The long-late storm finally arrives, heralded by the rumble of thunder in the sky. The clouds ride the windy carpet and with a flash of lightning and another clap of thunder, it starts to rain.
Everyone seemed to be talking only about the fire. The fire that had destroyed the house on Avenue 22 last night. After all, it was the biggest accident in the history of the town – a town where there are not enough stories as there are storytellers. The house itself was a mystery, and the unusual circumstances of its demise called for the immediate revival of tons of half-forgotten rumors and whispered conjectures, all of which was eagerly lapped up by excited ears and trained tongues.
I too listened just as carefully and shamelessly, to the tales and stories surrounding the old house. I cared not for the fire; it was not half as interesting to thirteen-year-old me as the house itself.
Ever since I could remember, the house on the end of Avenue 22 had always been uninhabited. All the houses on Avenue 22 were the official living quarters of the professors of the nearby University. They had been built in the early colonial British fashion, with sloping roofs and a long lawn with a driveway up front. All the houses were built almost identical but did not remain so for long. Some of them were soon turned into bright and colorful homes, with lovely flower-gardens, while others were more somber and plainer, but just as welcome.
But the house in the corner of the street was the odd one out. It seemed to be the most dilapidated, the most depressingly haunting house one could ever live in, and it seemed to have been built that way.
The house had belonged to an old man who had lived there for a few years, before falling prey to his age. Since his death, it had passed on to his son. His son worked abroad, and rarely visited the house, never staying there for any longer than a couple of nights. It served him only as a storage shed, where he would sometimes send his unwanted goods. Eventually, he stopped doing that, until the old man’s furniture was the only living proof that the house had ever been inhabited. Nobody ever cared to occupy it again; even the real estate agents who came to check up on it couldn’t hope for much profit from it, and they too ignored it.
And so, it remained, forgotten and unkempt. Unkempt and forgotten. The locals stringently avoided the lonely corner, and even the domesticated animals steered clear of their larger forest kin, which would often stray into the house. The dark forest shadows crept through the fences and slowly claimed the house as a part of their realm.
Yesterday had been no different. There had been no people there. The sole constable who visited the scene had pronounced the cause of the fire as an electrical short circuit. The small fire caused by the short circuit had spread to the gas cylinders kept in the back, and those had been the explosions we had heard.

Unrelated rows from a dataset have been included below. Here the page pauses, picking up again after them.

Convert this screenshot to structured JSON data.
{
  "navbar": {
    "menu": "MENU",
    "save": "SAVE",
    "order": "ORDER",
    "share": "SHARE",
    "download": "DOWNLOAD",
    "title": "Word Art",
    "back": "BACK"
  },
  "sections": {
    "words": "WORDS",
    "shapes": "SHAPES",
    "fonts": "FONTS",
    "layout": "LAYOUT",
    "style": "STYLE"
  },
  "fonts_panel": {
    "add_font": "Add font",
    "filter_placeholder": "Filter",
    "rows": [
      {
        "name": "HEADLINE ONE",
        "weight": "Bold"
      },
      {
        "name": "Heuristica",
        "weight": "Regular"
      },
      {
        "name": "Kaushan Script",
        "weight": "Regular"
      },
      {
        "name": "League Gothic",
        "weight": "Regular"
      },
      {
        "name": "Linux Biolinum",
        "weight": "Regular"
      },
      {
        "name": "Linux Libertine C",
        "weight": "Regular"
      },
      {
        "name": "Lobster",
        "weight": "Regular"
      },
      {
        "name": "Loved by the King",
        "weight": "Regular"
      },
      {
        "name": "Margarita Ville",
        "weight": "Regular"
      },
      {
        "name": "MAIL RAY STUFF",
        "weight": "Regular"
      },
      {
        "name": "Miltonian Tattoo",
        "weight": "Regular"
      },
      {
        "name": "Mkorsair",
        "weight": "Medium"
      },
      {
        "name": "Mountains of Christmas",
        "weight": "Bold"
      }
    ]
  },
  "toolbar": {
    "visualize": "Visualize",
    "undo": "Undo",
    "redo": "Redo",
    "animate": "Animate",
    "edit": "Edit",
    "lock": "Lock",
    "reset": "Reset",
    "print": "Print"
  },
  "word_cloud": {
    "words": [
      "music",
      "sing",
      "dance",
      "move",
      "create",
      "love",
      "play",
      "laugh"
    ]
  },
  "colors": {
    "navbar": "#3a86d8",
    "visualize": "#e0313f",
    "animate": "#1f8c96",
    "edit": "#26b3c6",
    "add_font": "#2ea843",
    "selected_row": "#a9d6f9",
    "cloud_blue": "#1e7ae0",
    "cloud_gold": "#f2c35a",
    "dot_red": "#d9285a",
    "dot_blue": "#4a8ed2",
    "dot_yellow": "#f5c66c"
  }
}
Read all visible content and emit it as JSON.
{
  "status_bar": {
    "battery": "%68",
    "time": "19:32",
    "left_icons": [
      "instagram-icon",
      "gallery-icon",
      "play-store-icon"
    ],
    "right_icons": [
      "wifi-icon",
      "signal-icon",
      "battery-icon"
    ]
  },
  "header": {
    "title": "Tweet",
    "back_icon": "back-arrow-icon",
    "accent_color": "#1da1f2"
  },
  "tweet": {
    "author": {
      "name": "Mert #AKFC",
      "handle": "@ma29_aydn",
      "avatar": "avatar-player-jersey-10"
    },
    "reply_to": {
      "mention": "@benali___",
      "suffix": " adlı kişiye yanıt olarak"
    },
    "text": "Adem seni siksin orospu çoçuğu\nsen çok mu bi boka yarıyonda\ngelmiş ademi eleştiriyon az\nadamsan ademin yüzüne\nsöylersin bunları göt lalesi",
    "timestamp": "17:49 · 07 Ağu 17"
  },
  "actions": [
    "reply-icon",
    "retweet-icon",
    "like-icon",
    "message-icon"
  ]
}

The day after, the son visited. He walked around the campus for some time, looking at the damages. Talked to the neighbors a bit. Repairing the house was out of the question, he confirmed. He left. A moving van arrived later and carried away a couple of the undamaged beds and some smaller knick-knacks.
The house remained a suitable topic of conversation for a few more weeks. Then came others, and like the house itself, the inferno that had gutted it too was soon forgotten. A scandal at the University, a lottery winner from down the street. The public imagination was quick to arousal and just as short; and soon, just like the existence of the house on the corner of Avenue 22 had always been, it’s destruction soon faded away from the minds of the people. The forest came back into its own, and the foxes chased away any dogs that had dared to take shelter under the half-burnt rooves. The house remained as it had ever been, uninviting and dark, and its shadow loomed over the corner, menacing as always. The dead windows softly gazed out through the darkness and waited patiently, foreboding and as forgotten as always.